1. Fifty-five patients with uncomplicated essential hypertension were admitted to hospital, where 25 of them were treated with propranolol (average daily dose 240 mg) and 30 were left untreated.
2. In all of them renal arteriography was carried out, after which procedure renal plasma flow ([123I]hippuran clearance), cortical blood flow (xenon washout) and renal noradrenaline release were measured.
3. Compared with the untreated hypertensive patients, responders to propranolol (mean blood pressure ≤ 110 mmHg) during treatment showed enhanced cortical blood flow and reduced noradrenaline secretion. Non-responders had reduced cortical flow rates, but increased noradrenaline secretion.
4. Both in the untreated group and in the propranolol-treated group an inverse relationship between arterial noradrenaline concentration and cortical blood flow was found.

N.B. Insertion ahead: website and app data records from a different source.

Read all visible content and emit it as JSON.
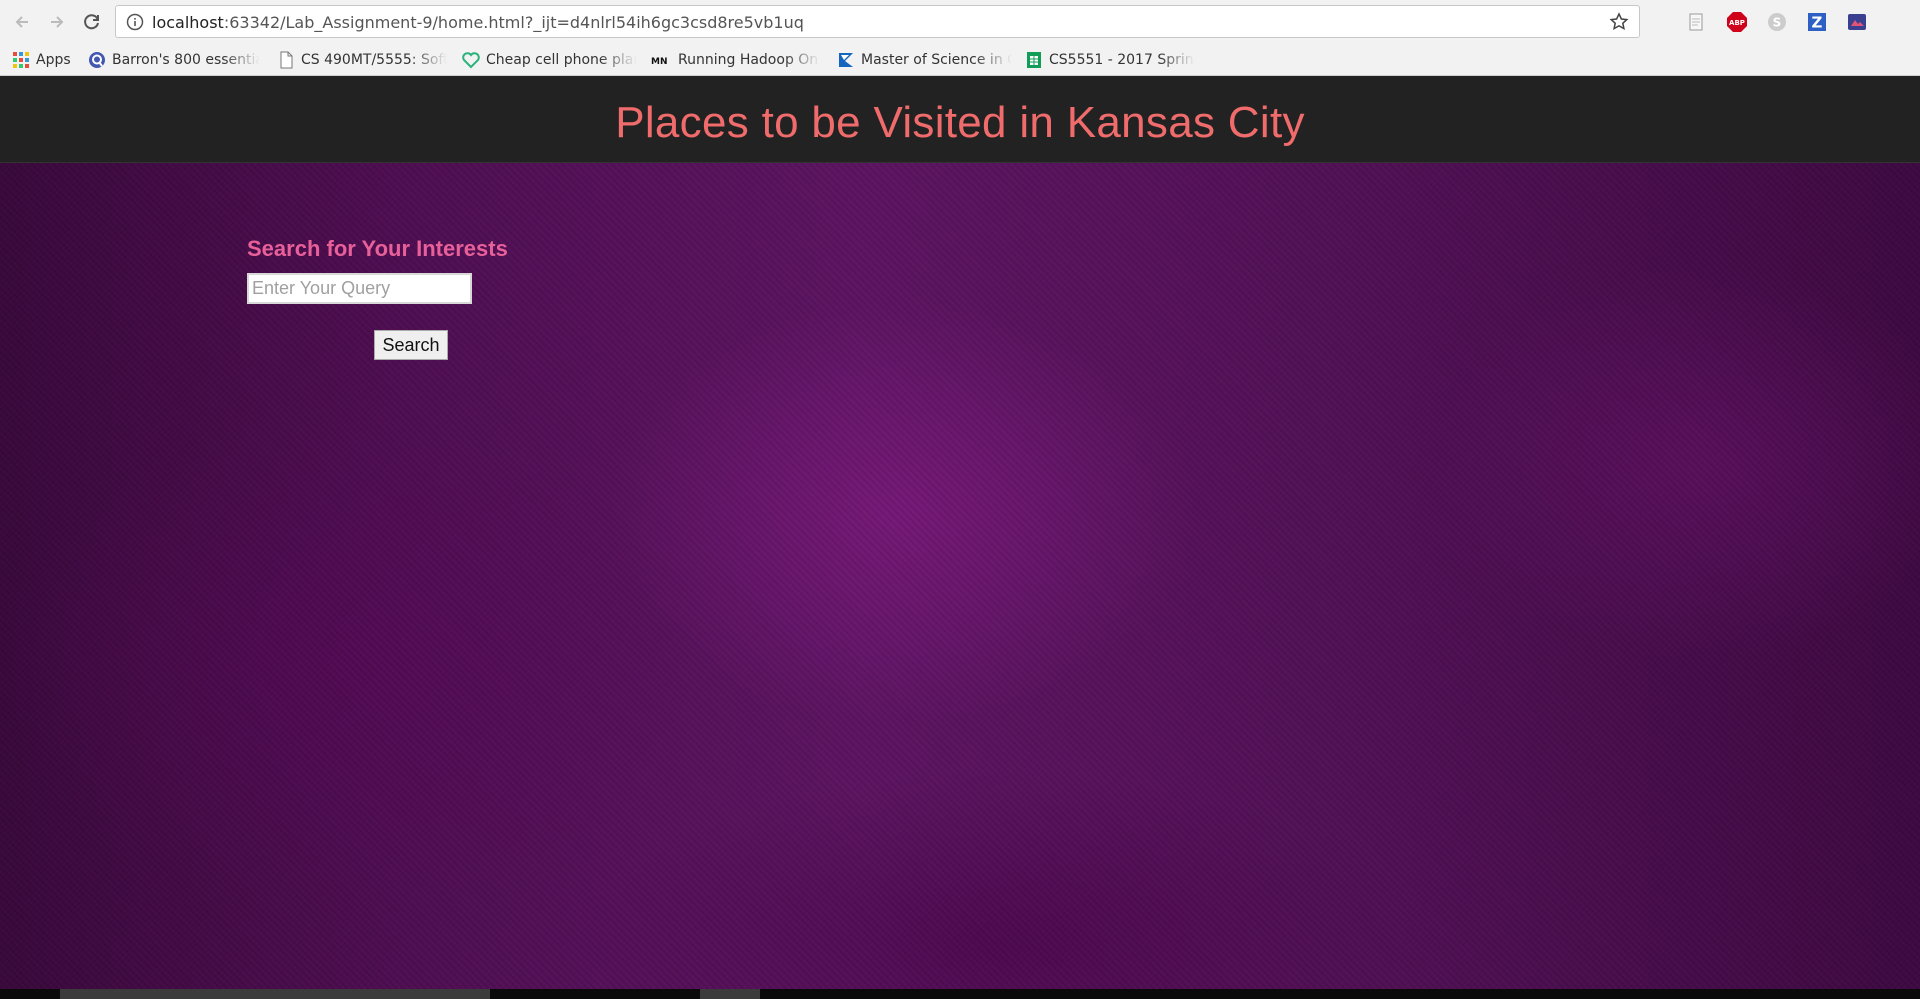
{
  "browser": {
    "url_host": "localhost",
    "url_rest": ":63342/Lab_Assignment-9/home.html?_ijt=d4nlrl54ih6gc3csd8re5vb1uq",
    "bookmarks": [
      {
        "label": "Apps",
        "icon": "apps-grid-icon"
      },
      {
        "label": "Barron's 800 essential",
        "icon": "quizlet-icon"
      },
      {
        "label": "CS 490MT/5555: Softw",
        "icon": "page-icon"
      },
      {
        "label": "Cheap cell phone plan",
        "icon": "heart-icon"
      },
      {
        "label": "Running Hadoop On U",
        "icon": "mn-icon"
      },
      {
        "label": "Master of Science in C",
        "icon": "flag-icon"
      },
      {
        "label": "CS5551 - 2017 Spring",
        "icon": "sheets-icon"
      }
    ],
    "extensions": [
      "reader-icon",
      "adblock-icon",
      "skype-icon",
      "zotero-icon",
      "extension-icon"
    ],
    "adblock_label": "ABP",
    "zotero_label": "Z",
    "mn_label": "MN"
  },
  "page": {
    "title": "Places to be Visited in Kansas City",
    "search_heading": "Search for Your Interests",
    "search_placeholder": "Enter Your Query",
    "search_value": "",
    "search_button": "Search"
  },
  "colors": {
    "header_bg": "#222222",
    "title_color": "#f06b6b",
    "heading_color": "#e8609a",
    "background_purple": "#5e1663"
  }
}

5. The results indicate that sympathetic activity may be an important determinant of renal blood flow in hypertension. The effectiveness of propranolol seems to depend upon a reduction in α-adrenergic tone.